» **Task description**
An exact reproduction of every record is required.
____________
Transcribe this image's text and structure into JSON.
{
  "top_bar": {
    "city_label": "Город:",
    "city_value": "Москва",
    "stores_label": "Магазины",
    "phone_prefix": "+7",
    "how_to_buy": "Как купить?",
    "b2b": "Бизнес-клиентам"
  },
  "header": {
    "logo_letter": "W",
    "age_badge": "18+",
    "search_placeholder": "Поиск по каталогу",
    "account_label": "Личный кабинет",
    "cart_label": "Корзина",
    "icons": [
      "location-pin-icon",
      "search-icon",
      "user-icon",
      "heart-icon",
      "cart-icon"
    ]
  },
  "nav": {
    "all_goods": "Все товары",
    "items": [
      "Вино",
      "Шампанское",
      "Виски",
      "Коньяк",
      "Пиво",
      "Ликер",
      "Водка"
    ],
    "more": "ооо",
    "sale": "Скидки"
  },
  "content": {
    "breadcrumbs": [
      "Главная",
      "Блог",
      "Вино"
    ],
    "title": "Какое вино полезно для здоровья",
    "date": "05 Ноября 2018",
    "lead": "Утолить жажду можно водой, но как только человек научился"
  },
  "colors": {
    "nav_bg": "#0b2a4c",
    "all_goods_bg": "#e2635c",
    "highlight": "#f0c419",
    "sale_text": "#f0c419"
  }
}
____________
» **Task answer**
Transcribe this image's text and structure into JSON.
{
  "top_bar": {
    "city_label": "Город:",
    "city_value": "Москва",
    "stores_label": "Магазины",
    "phone_prefix": "+7",
    "how_to_buy": "Как купить?",
    "b2b": "Бизнес-клиентам"
  },
  "header": {
    "logo_letter": "W",
    "age_badge": "18+",
    "search_placeholder": "Поиск по каталогу",
    "account_label": "Личный кабинет",
    "cart_label": "Корзина",
    "icons": [
      "location-pin-icon",
      "search-icon",
      "user-icon",
      "heart-icon",
      "cart-icon"
    ]
  },
  "nav": {
    "all_goods": "Все товары",
    "items": [
      "Вино",
      "Шампанское",
      "Виски",
      "Коньяк",
      "Пиво",
      "Ликер",
      "Водка"
    ],
    "more": "ооо",
    "sale": "Скидки"
  },
  "content": {
    "breadcrumbs": [
      "Главная",
      "Блог",
      "Вино"
    ],
    "title": "Какое вино полезно для здоровья",
    "date": "05 Ноября 2018",
    "lead": "Утолить жажду можно водой, но как только человек научился"
  },
  "colors": {
    "nav_bg": "#0b2a4c",
    "all_goods_bg": "#e2635c",
    "highlight": "#f0c419",
    "sale_text": "#f0c419"
  }
}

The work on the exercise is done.